In areas from schools to prisons to public infrastructure, “we spend the most and we get the least” in California, said Draper, 55, of Atherton. “Leaving California the way it is, the status quo, is a crime.”
His proposed measure would split California into six states, each with its own government; much of the Bay Area, plus Santa Cruz and Monterey counties, would become the state of Silicon Valley.
The northernmost parts of the state would become the state of Jefferson, as some counties up there have wanted for years; some North Bay counties would become part of North California; Stockton, Fresno and Bakersfield would be among Central California’s largest cities; Los Angeles, Ventura and Santa Barbara would wind up in West California; and San Diego would anchor South California.
Each new state would determine its own type of government; dividing California’s existing debt either would be negotiated among them or divided among them according to population. (Sorry, L.A.)
If California voters approve the measure, splitting the state still would require action by Congress. “But once it gets passed, I believe there will be some strong momentum,” Draper said Monday, adding perhaps New York, Florida and Illinois might decide to split, too.

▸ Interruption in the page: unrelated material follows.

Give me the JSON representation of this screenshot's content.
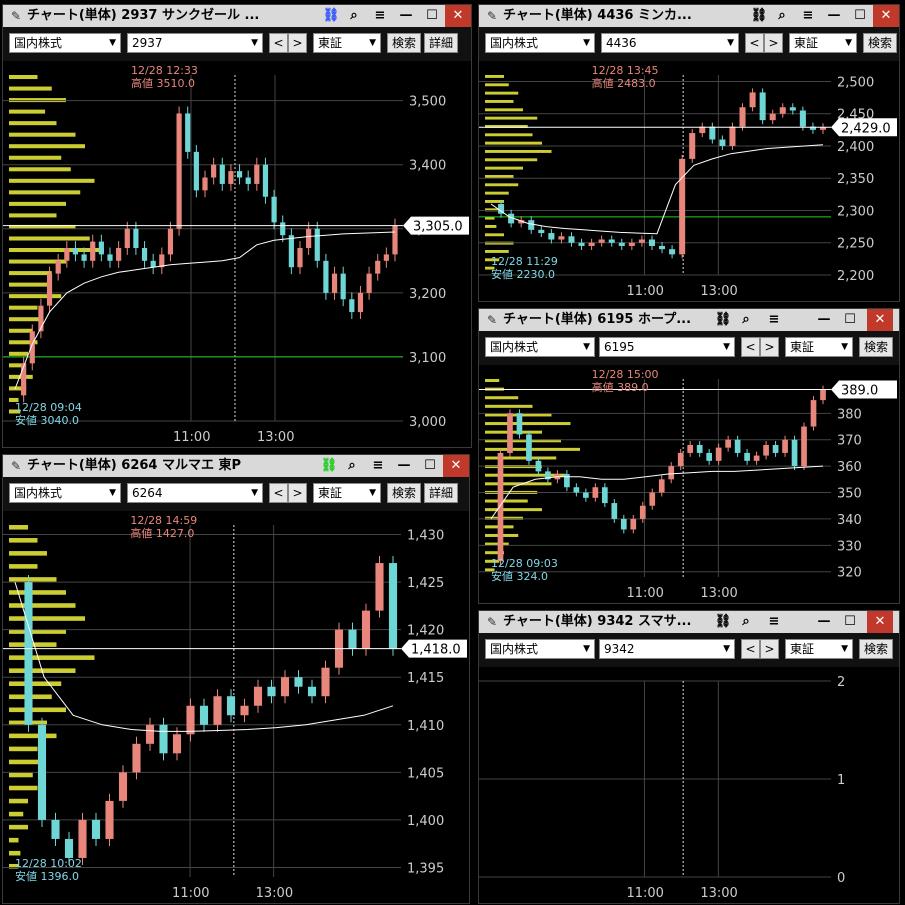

“I have worked on this for years,” he said, adding he has taken time off from his global venture capital firm, Draper Fisher Jurvetson, to make a contribution to society — and this is it. “This is something I just have to do, I just feel it.”
Writes Joe Mathews in Steal Tim Draper’s Initiative :: Fox&Hounds:
California is, as Draper and other would-be splitters and secessionists have pointed out, far too big, both in number of people and size. Government is at once too big and too small. Too much power (albeit badly hamstrung power) is centralized in the state government in Sacramento. Other power is scattered among thousands of local governments – there are far too many – that don’t have enough power and scope to do much of anything at all except spend money (and, in too many cases, steal from the public).
But California life is actually lived at the regional level. Our major regions have the size and character of U.S. states – far more than California itself, which is more like a country than a state. But we don’t have all that much in the way of regional government – and we should. Indeed, we need to strip power from the state government and devolve it to the regions – while at the same time consolidating local governments into broader, more powerful regional bodies.
This isn’t on the agenda of any powerful player in California. But it should be. So why not take Draper’s measure and build a Draper-less campaign around it along the following lines: We don’t want to split the state, but we want you to vote for this as a way of saying that we need regional government – and need less centralized state government, and less spending-heavy, corrupt local government. A vote for this measure would be a vote for regional power.
Hijack Mr. Draper’s initiative. It’s the right thing to do.